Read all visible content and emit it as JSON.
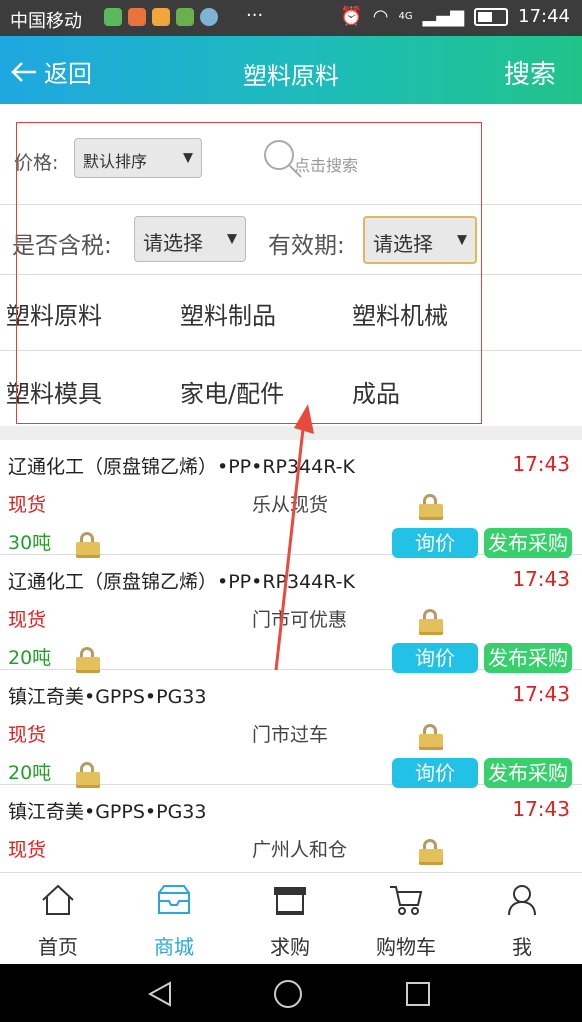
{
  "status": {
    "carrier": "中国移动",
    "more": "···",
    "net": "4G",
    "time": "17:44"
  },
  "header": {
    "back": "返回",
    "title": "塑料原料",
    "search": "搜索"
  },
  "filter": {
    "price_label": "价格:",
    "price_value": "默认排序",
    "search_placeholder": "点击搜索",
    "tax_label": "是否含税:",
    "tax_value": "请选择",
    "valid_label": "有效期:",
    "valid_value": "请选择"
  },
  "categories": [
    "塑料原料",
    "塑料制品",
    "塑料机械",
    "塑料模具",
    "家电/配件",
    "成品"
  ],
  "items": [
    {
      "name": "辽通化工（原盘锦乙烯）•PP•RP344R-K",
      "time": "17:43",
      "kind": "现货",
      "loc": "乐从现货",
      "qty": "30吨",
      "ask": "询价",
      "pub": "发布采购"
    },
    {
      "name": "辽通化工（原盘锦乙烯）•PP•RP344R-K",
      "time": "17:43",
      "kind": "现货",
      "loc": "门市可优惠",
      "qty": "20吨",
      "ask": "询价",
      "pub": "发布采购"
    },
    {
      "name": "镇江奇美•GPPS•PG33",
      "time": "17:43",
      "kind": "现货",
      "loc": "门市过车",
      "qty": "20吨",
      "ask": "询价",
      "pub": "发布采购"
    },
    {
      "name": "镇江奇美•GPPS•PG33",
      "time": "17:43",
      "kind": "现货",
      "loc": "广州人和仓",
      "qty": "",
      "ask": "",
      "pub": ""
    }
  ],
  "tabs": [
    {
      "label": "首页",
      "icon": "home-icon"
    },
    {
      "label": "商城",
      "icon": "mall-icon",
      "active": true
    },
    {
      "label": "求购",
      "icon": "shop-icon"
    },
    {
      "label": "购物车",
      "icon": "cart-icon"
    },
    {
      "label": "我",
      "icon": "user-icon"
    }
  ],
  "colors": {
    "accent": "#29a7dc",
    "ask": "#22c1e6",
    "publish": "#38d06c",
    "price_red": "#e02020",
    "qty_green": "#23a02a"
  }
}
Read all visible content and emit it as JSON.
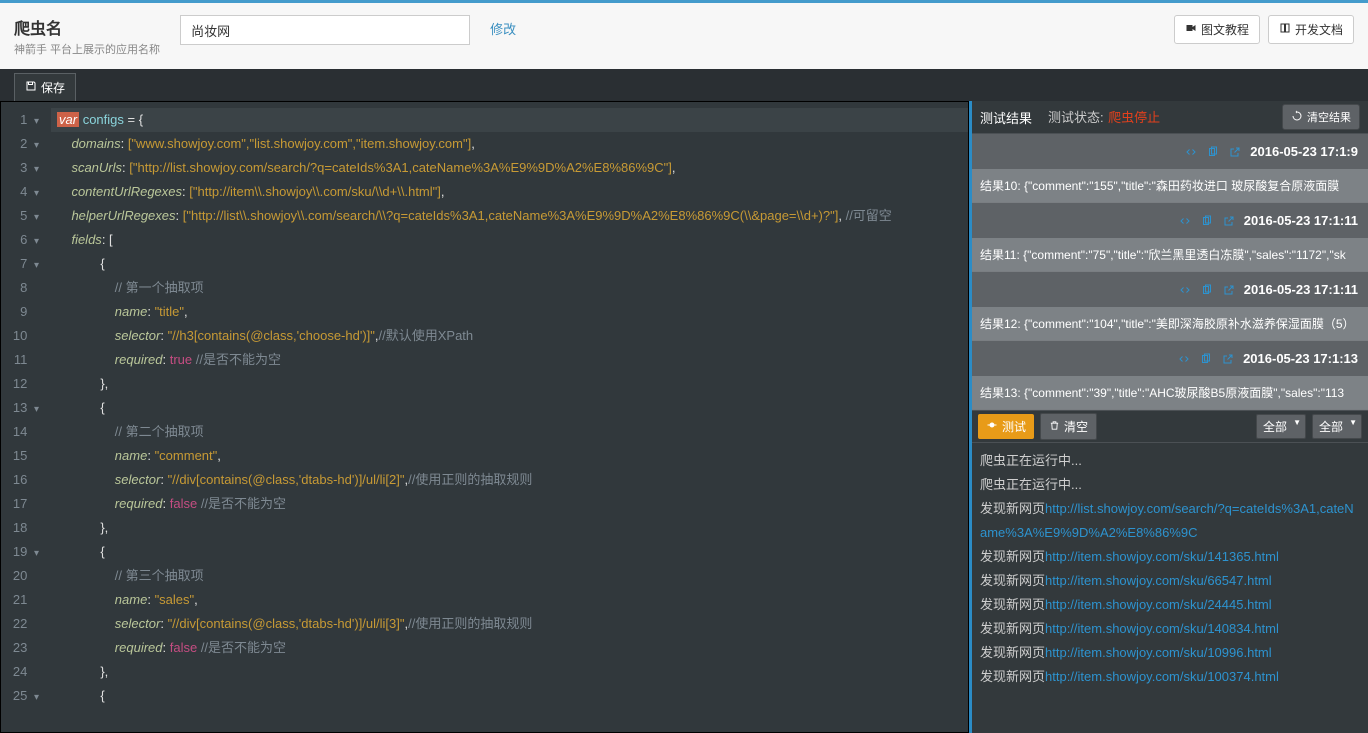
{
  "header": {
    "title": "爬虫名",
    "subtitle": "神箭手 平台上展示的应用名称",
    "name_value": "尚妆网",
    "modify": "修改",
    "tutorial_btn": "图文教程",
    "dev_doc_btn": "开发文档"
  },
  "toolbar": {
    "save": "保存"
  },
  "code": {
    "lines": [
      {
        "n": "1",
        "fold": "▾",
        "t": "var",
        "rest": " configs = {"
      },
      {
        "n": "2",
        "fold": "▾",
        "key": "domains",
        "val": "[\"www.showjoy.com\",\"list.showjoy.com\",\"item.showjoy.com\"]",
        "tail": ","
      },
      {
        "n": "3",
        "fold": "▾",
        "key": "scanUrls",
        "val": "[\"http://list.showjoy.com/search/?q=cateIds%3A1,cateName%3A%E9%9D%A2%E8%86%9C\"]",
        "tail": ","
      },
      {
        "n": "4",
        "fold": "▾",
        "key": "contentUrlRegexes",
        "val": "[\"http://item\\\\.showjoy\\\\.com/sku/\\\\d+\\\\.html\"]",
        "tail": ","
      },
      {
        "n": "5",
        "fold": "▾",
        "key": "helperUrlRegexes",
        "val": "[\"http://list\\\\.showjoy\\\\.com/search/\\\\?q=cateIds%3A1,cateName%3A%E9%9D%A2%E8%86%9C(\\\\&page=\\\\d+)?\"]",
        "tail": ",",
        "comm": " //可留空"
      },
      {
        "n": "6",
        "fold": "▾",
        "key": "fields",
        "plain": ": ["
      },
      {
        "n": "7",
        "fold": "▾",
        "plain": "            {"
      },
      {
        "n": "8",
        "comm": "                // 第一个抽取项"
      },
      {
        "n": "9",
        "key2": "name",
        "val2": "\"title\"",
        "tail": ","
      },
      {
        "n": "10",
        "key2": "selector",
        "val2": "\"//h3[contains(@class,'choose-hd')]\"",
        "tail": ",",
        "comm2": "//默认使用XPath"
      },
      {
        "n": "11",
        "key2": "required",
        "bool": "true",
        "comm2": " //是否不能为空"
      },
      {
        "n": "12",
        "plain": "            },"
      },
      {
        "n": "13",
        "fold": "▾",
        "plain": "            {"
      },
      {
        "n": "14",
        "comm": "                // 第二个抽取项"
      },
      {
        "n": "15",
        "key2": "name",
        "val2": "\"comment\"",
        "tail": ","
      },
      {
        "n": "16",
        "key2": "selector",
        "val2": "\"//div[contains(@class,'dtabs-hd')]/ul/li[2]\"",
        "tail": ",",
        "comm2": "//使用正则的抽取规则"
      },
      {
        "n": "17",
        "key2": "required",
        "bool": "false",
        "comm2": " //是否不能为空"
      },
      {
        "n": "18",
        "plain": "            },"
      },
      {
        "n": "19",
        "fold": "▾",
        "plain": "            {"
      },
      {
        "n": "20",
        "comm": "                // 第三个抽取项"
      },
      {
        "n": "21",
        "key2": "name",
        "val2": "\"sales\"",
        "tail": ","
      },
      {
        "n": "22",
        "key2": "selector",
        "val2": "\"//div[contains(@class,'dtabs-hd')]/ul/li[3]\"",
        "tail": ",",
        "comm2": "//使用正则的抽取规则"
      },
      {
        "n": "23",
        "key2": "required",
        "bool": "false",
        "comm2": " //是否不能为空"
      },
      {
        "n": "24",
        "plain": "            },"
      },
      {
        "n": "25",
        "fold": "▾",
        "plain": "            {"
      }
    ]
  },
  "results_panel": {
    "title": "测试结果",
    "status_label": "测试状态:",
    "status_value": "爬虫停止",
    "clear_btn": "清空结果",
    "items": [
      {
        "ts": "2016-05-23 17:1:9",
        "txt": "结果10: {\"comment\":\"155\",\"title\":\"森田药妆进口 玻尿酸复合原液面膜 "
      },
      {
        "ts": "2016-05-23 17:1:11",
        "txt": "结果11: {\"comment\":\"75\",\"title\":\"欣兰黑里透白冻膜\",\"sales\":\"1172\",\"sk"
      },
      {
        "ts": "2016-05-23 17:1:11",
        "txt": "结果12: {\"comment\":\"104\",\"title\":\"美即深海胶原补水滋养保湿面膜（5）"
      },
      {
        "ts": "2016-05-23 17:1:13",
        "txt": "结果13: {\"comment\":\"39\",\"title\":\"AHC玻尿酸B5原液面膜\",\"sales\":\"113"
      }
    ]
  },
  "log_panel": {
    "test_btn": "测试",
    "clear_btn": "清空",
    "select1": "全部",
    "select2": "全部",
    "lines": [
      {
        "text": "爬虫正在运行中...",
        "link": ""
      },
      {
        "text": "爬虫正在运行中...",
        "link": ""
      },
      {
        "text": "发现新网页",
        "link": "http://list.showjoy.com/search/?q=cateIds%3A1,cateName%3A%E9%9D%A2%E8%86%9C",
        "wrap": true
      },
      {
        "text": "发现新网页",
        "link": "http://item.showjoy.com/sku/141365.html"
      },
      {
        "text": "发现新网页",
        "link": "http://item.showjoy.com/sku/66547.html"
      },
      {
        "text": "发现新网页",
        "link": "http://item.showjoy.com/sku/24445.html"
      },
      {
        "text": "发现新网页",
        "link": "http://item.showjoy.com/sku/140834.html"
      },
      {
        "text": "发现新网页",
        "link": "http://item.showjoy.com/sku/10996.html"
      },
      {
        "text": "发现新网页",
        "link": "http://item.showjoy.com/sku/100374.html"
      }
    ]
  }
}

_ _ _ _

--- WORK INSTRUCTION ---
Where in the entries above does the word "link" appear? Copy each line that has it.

--- EXERCISE OUTPUT ---
        "link": ""
        "link": ""
        "link": "http://list.showjoy.com/search/?q=cateIds%3A1,cateName%3A%E9%9D%A2%E8%86%9C",
        "link": "http://item.showjoy.com/sku/141365.html"
        "link": "http://item.showjoy.com/sku/66547.html"
        "link": "http://item.showjoy.com/sku/24445.html"
        "link": "http://item.showjoy.com/sku/140834.html"
        "link": "http://item.showjoy.com/sku/10996.html"
        "link": "http://item.showjoy.com/sku/100374.html"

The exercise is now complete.